While India remains the world’s fastest growing major economy, and populist subsidies have hindered its annual growth by at least 1 to 2 percentage points. The failure to conclude a free trade agreement with Australia despite decade-long negotiations is symptomatic of the country’s chronic incapacity to make and implement tough decisions in a timely manner.

The elections are fought between two broad coalitions. The opposition United Progressive Alliance (UPA), traditionally headed by the INC, is focusing their campaign on jobs and farmer distress. The ruling National Democratic Alliance (NDA), headed by the BJP, will try to pivot to Modi’s decisive leadership, anti-corruption credentials and national security.
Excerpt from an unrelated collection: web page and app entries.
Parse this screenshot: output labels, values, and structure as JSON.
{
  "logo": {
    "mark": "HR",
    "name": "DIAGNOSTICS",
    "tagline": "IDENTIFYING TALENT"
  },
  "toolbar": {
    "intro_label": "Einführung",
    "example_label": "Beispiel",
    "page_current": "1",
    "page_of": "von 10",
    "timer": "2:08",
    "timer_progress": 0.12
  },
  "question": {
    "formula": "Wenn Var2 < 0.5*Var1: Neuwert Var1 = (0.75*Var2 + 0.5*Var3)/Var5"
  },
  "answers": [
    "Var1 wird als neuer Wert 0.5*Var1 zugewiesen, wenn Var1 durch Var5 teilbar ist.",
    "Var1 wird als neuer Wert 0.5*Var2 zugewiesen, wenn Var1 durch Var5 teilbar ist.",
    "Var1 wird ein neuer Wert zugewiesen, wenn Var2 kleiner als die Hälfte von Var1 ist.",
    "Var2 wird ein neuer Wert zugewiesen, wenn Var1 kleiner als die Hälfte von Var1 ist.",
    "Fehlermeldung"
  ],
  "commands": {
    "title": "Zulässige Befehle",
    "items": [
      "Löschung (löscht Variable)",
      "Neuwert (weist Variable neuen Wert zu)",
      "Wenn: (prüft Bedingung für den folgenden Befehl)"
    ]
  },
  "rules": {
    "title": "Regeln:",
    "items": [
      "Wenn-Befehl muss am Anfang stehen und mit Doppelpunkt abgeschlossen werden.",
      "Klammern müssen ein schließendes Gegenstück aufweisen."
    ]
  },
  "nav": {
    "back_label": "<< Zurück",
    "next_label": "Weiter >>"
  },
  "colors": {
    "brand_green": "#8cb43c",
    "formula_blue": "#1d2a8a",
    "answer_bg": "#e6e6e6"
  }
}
The NDA has the BJP at its core. The UPA has in the past formed around the INC, but with its size reduced so drastically and regional parties ascending in some of the most populous states, it is difficult to predict which UPA constituents will form the largest bloc after the election. The NDA enters the fray with its prime minister candidate known. For the UPA, every regional satrap will have prime ministerial ambitions and so their choice of candidate for the top job cannot be determined before the vote.

In a Times of India poll last month, respondents overwhelmingly expected a Modi-led NDA government to be back in power. Modi is preferred to the INC’s Rahul Gandhi as prime minister tenfold. Still, Modi is faulted for his failure to create jobs, his quixotic demonetisation decision and the across the country.

The latest poll by the Zee group, published on 10 March, foresees a hung parliament. The NDA is forecast to win 264 seats (273 is the magic number to cross the line for a majority) and the UPA to win 165. But the poll bounce after the February might see the NDA secure an absolute majority once again.

This article is republished from East Asia Forum.

A version of this article was first published by Pearls and Irritations.

Ramesh Thakur is Director of the Centre for Nuclear Non-Proliferation and Disarmament, The Australian National University and Co-Convenor of the Asia Pacific Leadership Network for Nuclear Non-Proliferation and Disarmament.
Featured image for representation only | Photo by Goutam Ray, Al Jazeera | Flickr